_Exercise objective_. Exactly as written, give again the line with "Convert this screenshot" and all subsequent lines through the end of the records.

_Given data_.

= = = =

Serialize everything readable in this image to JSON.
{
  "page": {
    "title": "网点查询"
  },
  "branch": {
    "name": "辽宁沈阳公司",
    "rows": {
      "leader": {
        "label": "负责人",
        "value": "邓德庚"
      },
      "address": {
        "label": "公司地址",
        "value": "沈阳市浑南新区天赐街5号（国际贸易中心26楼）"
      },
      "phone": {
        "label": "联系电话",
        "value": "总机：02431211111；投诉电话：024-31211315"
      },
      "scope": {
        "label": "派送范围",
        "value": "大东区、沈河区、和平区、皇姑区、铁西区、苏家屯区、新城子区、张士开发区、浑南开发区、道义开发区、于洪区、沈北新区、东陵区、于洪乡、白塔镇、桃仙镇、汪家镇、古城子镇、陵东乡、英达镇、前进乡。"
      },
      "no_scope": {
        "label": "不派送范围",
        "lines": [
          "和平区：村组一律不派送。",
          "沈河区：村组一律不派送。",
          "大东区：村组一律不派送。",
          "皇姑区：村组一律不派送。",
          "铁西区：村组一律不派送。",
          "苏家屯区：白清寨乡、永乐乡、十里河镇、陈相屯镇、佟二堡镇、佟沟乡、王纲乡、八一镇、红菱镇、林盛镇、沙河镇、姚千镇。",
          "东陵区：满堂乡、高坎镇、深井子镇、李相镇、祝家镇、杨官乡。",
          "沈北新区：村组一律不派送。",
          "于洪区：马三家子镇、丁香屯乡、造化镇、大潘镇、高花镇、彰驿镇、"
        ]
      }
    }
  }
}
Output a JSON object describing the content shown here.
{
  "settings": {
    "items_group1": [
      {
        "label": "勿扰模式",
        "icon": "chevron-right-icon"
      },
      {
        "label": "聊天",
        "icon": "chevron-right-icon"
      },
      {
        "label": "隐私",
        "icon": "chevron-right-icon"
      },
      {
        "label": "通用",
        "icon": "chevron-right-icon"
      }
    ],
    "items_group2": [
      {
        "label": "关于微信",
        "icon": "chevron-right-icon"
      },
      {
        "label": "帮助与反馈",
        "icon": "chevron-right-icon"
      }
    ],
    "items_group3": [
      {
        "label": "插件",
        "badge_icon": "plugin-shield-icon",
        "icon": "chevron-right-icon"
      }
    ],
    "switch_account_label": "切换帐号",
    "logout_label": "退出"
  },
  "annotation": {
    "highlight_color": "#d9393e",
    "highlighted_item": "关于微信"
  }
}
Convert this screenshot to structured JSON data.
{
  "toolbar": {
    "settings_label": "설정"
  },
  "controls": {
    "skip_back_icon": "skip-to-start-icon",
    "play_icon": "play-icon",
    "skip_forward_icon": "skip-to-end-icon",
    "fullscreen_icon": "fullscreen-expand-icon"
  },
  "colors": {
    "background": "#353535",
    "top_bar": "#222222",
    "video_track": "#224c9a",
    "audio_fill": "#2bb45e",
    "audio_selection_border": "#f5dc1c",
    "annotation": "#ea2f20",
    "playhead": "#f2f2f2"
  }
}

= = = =

_Reply to the exercise_.
Convert this screenshot to structured JSON data.
{
  "toolbar": {
    "settings_label": "설정"
  },
  "controls": {
    "skip_back_icon": "skip-to-start-icon",
    "play_icon": "play-icon",
    "skip_forward_icon": "skip-to-end-icon",
    "fullscreen_icon": "fullscreen-expand-icon"
  },
  "colors": {
    "background": "#353535",
    "top_bar": "#222222",
    "video_track": "#224c9a",
    "audio_fill": "#2bb45e",
    "audio_selection_border": "#f5dc1c",
    "annotation": "#ea2f20",
    "playhead": "#f2f2f2"
  }
}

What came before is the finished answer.